Stored data:
---

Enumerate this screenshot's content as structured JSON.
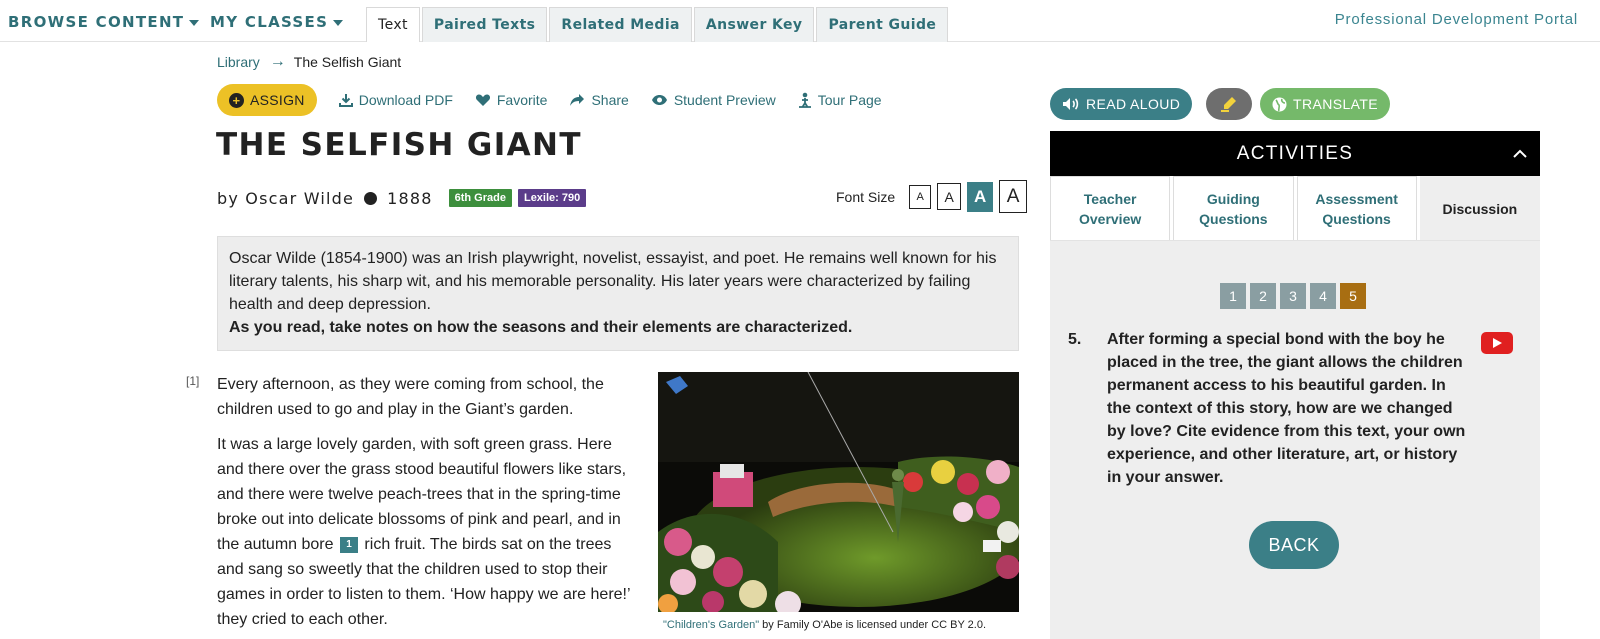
{
  "nav": {
    "browse_label": "BROWSE CONTENT",
    "classes_label": "MY CLASSES",
    "tabs": [
      "Text",
      "Paired Texts",
      "Related Media",
      "Answer Key",
      "Parent Guide"
    ],
    "pd_link": "Professional Development Portal"
  },
  "breadcrumb": {
    "library": "Library",
    "current": "The Selfish Giant"
  },
  "actions": {
    "assign": "ASSIGN",
    "download": "Download PDF",
    "favorite": "Favorite",
    "share": "Share",
    "preview": "Student Preview",
    "tour": "Tour Page"
  },
  "text": {
    "title": "THE SELFISH GIANT",
    "author": "by Oscar Wilde",
    "year": "1888",
    "grade": "6th Grade",
    "lexile": "Lexile: 790",
    "font_size_label": "Font Size",
    "font_sizes": [
      "A",
      "A",
      "A",
      "A"
    ],
    "intro": "Oscar Wilde (1854-1900) was an Irish playwright, novelist, essayist, and poet. He remains well known for his literary talents, his sharp wit, and his memorable personality. His later years were characterized by failing health and deep depression.",
    "intro_prompt": "As you read, take notes on how the seasons and their elements are characterized.",
    "paragraph_number": "[1]",
    "paragraph1": "Every afternoon, as they were coming from school, the children used to go and play in the Giant’s garden.",
    "paragraph2_a": "It was a large lovely garden, with soft green grass. Here and there over the grass stood beautiful flowers like stars, and there were twelve peach-trees that in the spring-time broke out into delicate blossoms of pink and pearl, and in the autumn bore",
    "footnote": "1",
    "paragraph2_b": " rich fruit. The birds sat on the trees and sang so sweetly that the children used to stop their games in order to listen to them. ‘How happy we are here!’ they cried to each other.",
    "caption_link": "\"Children's Garden\"",
    "caption_rest": " by Family O'Abe is licensed under CC BY 2.0."
  },
  "tools": {
    "read_aloud": "READ ALOUD",
    "translate": "TRANSLATE"
  },
  "activities": {
    "header": "ACTIVITIES",
    "tabs": [
      "Teacher Overview",
      "Guiding Questions",
      "Assessment Questions",
      "Discussion"
    ],
    "pages": [
      "1",
      "2",
      "3",
      "4",
      "5"
    ],
    "question_number": "5.",
    "question": "After forming a special bond with the boy he placed in the tree, the giant allows the children permanent access to his beautiful garden. In the context of this story, how are we changed by love? Cite evidence from this text, your own experience, and other literature, art, or history in your answer.",
    "back": "BACK"
  },
  "colors": {
    "teal": "#3b7f87",
    "assign_yellow": "#ecc126",
    "grade_green": "#3d8f3d",
    "lexile_purple": "#5b3c8a",
    "active_page": "#a86e12"
  }
}
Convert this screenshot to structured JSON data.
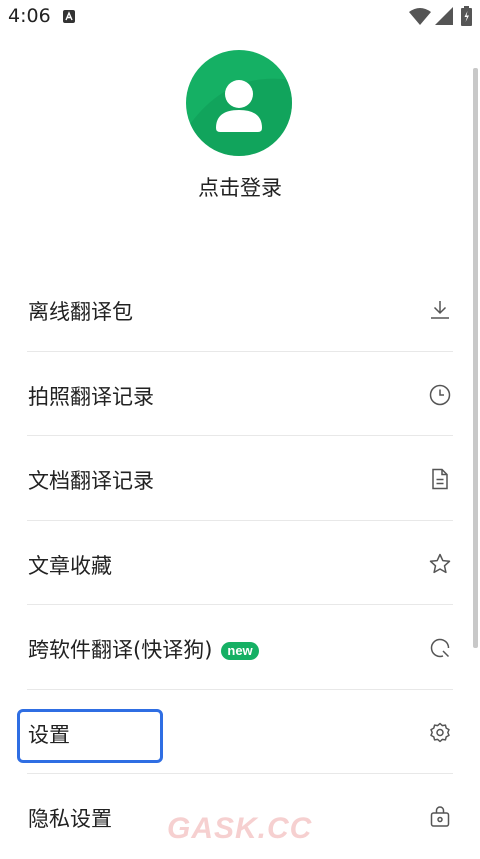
{
  "status_bar": {
    "time": "4:06",
    "notification_icon": "a-square-icon",
    "wifi_icon": "wifi-icon",
    "signal_icon": "signal-icon",
    "battery_icon": "battery-icon"
  },
  "profile": {
    "avatar_icon": "user-avatar-icon",
    "avatar_color": "#15b064",
    "login_text": "点击登录"
  },
  "menu": {
    "items": [
      {
        "label": "离线翻译包",
        "icon": "download-icon"
      },
      {
        "label": "拍照翻译记录",
        "icon": "clock-icon"
      },
      {
        "label": "文档翻译记录",
        "icon": "document-icon"
      },
      {
        "label": "文章收藏",
        "icon": "star-icon"
      },
      {
        "label": "跨软件翻译(快译狗)",
        "icon": "search-circle-icon",
        "badge": "new"
      },
      {
        "label": "设置",
        "icon": "settings-icon",
        "highlighted": true
      },
      {
        "label": "隐私设置",
        "icon": "lock-bag-icon"
      }
    ]
  },
  "highlight_color": "#2f6ee3",
  "badge_color": "#15b064",
  "watermark": "GASK.CC"
}
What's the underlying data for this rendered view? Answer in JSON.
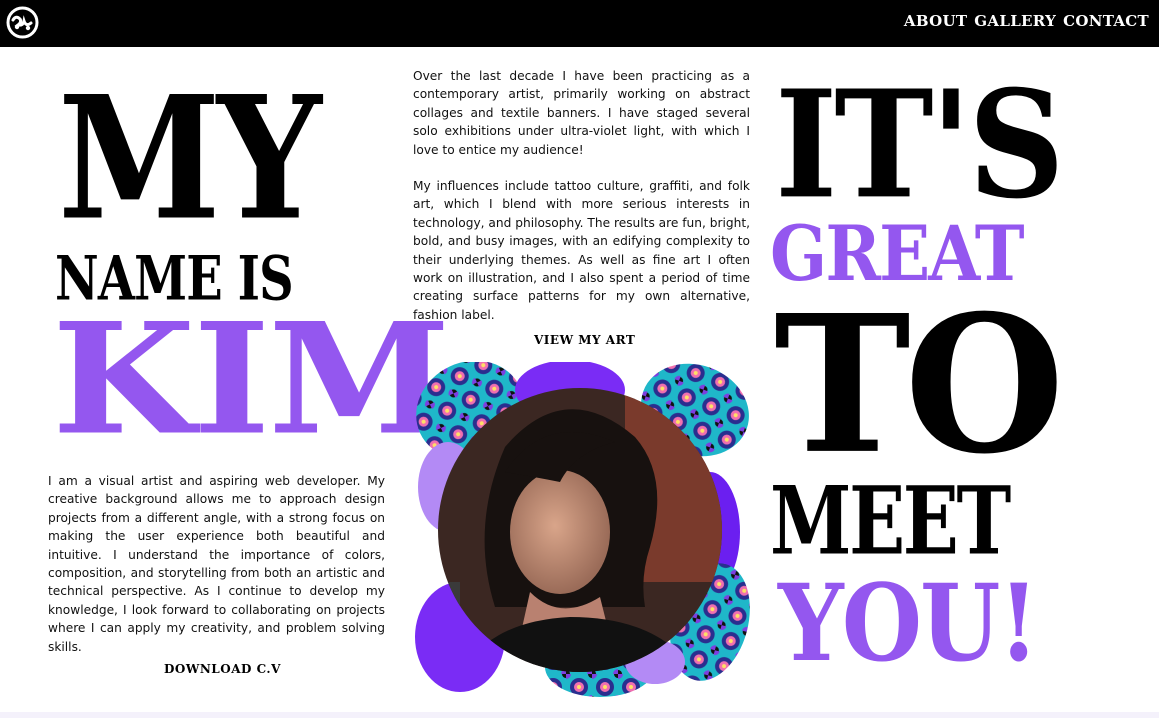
{
  "header": {
    "logo": "logo-icon",
    "nav": [
      "ABOUT",
      "GALLERY",
      "CONTACT"
    ]
  },
  "left_heading": {
    "line1": "MY",
    "line2": "NAME IS",
    "line3": "KIM"
  },
  "left_bio": "I am a visual artist and aspiring web developer. My creative background allows me to approach design projects from a different angle, with a strong focus on making the user experience both beautiful and intuitive. I understand the importance of colors, composition, and storytelling from both an artistic and technical perspective. As I continue to develop my knowledge, I look forward to collaborating on projects where I can apply my creativity, and problem solving skills.",
  "download_label": "DOWNLOAD C.V",
  "center_para1": "Over the last decade I have been practicing as a contemporary artist, primarily working on abstract collages and textile banners. I have staged several solo exhibitions under ultra-violet light, with which I love to entice my audience!",
  "center_para2": "My influences include tattoo culture, graffiti, and folk art, which I blend with more serious interests in technology, and philosophy. The results are fun, bright, bold, and busy images, with an edifying complexity to their underlying themes. As well as fine art I often work on illustration, and I also spent a period of time creating surface patterns for my own alternative, fashion label.",
  "view_art_label": "VIEW MY ART",
  "right_heading": {
    "line1": "IT'S",
    "line2": "GREAT",
    "line3": "TO",
    "line4": "MEET",
    "line5": "YOU!"
  },
  "colors": {
    "accent": "#9457ef",
    "dark": "#000000",
    "bg": "#ffffff"
  }
}
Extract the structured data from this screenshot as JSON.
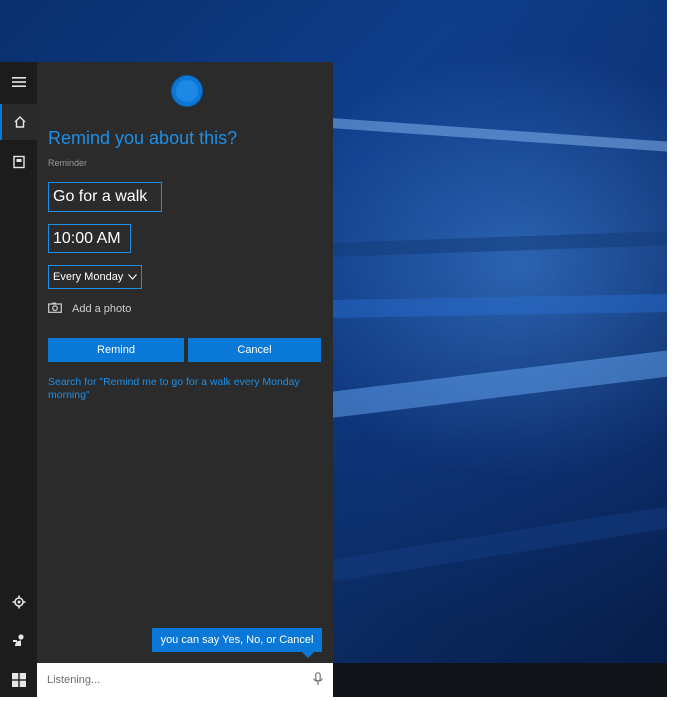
{
  "colors": {
    "accent": "#0a78d7",
    "panel_bg": "#2b2b2b",
    "rail_bg": "#1c1c1c",
    "heading": "#1e8fe5"
  },
  "rail": {
    "items": [
      {
        "icon": "hamburger-menu-icon"
      },
      {
        "icon": "home-icon",
        "active": true
      },
      {
        "icon": "notebook-icon"
      },
      {
        "icon": "settings-gear-icon"
      },
      {
        "icon": "feedback-person-icon"
      },
      {
        "icon": "windows-start-icon"
      }
    ]
  },
  "cortana": {
    "heading": "Remind you about this?",
    "reminder_label": "Reminder",
    "reminder_value": "Go for a walk",
    "time_value": "10:00 AM",
    "repeat_value": "Every Monday",
    "add_photo_label": "Add a photo",
    "remind_button": "Remind",
    "cancel_button": "Cancel",
    "search_suggestion": "Search for \"Remind me to go for a walk every Monday morning\"",
    "hint_bubble": "you can say Yes, No, or Cancel"
  },
  "searchbar": {
    "status": "Listening...",
    "mic_icon": "microphone-icon"
  }
}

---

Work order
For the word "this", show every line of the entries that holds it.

Output of the task
Enumerate this screenshot's content as structured JSON.
    "question": "After forming a special bond with the boy he placed in the tree, the giant allows the children permanent access to his beautiful garden. In the context of this story, how are we changed by love? Cite evidence from this text, your own experience, and other literature, art, or history in your answer.",
Convert this screenshot to structured JSON data.
What's the underlying data for this rendered view? Answer in JSON.
Extract the structured data from this screenshot as JSON.
    "heading": "Remind you about this?",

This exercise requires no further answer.